House GOP Moving Toward Health Care Markup Despite Unresolved Concerns
Republicans say it’s a way to break through the impasse

House Republicans plan to begin moving a health care bill through the legislative process despite lingering concerns among many members. (Tom Williams/CQ Roll Call)

House Republicans hope to start marking up a bill to repeal and partially replace the 2010 health care law next week, despite a litany of concerns about the plan. But proceeding with the legislative process is one way members say they can break through the impasse. 

Lawmakers with concerns about the plan range from conservatives, who view the refundable tax credits that are designed to help people purchase coverage in the private market as the creation of a new entitlement program, to moderates from states that have expanded Medicaid, who worry the plan won’t provide enough funding needed to sustain coverage provided through that program.

Trump Hill Backers Provide Cover After Flynn Departure
Republicans say there's no reason to question president's judgement

Rep. Duncan Hunter, R-Calif., is interviewed by a television crew in the Cannon rotunda. He defended President Trump on Tuesday after his national security adviser resigned. (Tom Williams/CQ Roll Call)

Some of President Donald Trump’s earliest and most vocal congressional supporters offered him political cover Tuesday, chalking up the first-month dismissal of his national security adviser as merely an inevitable early stumble.

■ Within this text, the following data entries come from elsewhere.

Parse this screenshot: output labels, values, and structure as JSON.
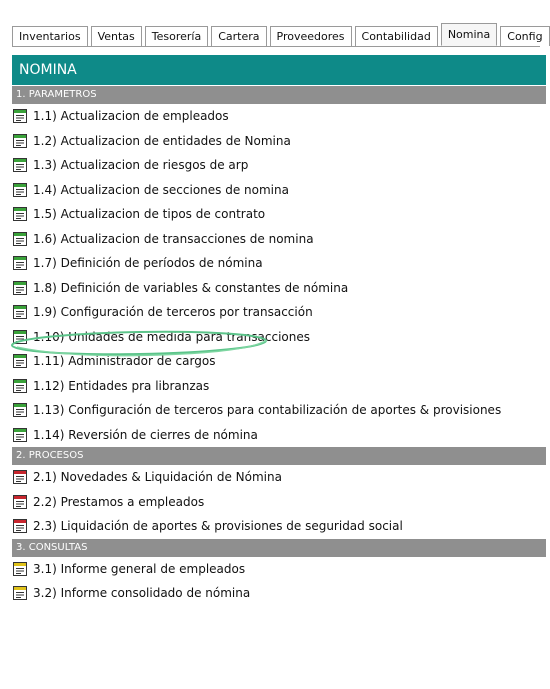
{
  "tabs": [
    {
      "label": "Inventarios",
      "active": false
    },
    {
      "label": "Ventas",
      "active": false
    },
    {
      "label": "Tesorería",
      "active": false
    },
    {
      "label": "Cartera",
      "active": false
    },
    {
      "label": "Proveedores",
      "active": false
    },
    {
      "label": "Contabilidad",
      "active": false
    },
    {
      "label": "Nomina",
      "active": true
    },
    {
      "label": "Config",
      "active": false
    }
  ],
  "header": {
    "title": "NOMINA"
  },
  "colors": {
    "header": "#0e8a88",
    "section": "#8f8f8f",
    "icon_green": "#3aa23a",
    "icon_red": "#c8262e",
    "icon_yellow": "#e0c21a"
  },
  "sections": [
    {
      "title": "1. PARAMETROS",
      "icon_color": "green",
      "items": [
        "1.1) Actualizacion de empleados",
        "1.2) Actualizacion de entidades de Nomina",
        "1.3) Actualizacion de riesgos de arp",
        "1.4) Actualizacion de secciones de nomina",
        "1.5) Actualizacion de tipos de contrato",
        "1.6) Actualizacion de transacciones de nomina",
        "1.7) Definición de períodos de nómina",
        "1.8) Definición de variables & constantes de nómina",
        "1.9) Configuración de terceros por transacción",
        "1.10) Unidades de medida para transacciones",
        "1.11) Administrador de cargos",
        "1.12) Entidades pra libranzas",
        "1.13) Configuración de terceros para contabilización de aportes & provisiones",
        "1.14) Reversión de cierres de nómina"
      ]
    },
    {
      "title": "2. PROCESOS",
      "icon_color": "red",
      "items": [
        "2.1) Novedades & Liquidación de Nómina",
        "2.2) Prestamos a empleados",
        "2.3) Liquidación de aportes & provisiones de seguridad social"
      ]
    },
    {
      "title": "3. CONSULTAS",
      "icon_color": "yellow",
      "items": [
        "3.1) Informe general de empleados",
        "3.2) Informe consolidado de nómina"
      ]
    }
  ]
}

GOP Rep. Chris Collins of New York, an early Trump supporter who was his transition team’s congressional liaison, was quick to protect the president’s flank after Michael Flynn resigned on Monday night. But few other Republican members flocked to television cameras on Trump’s behalf.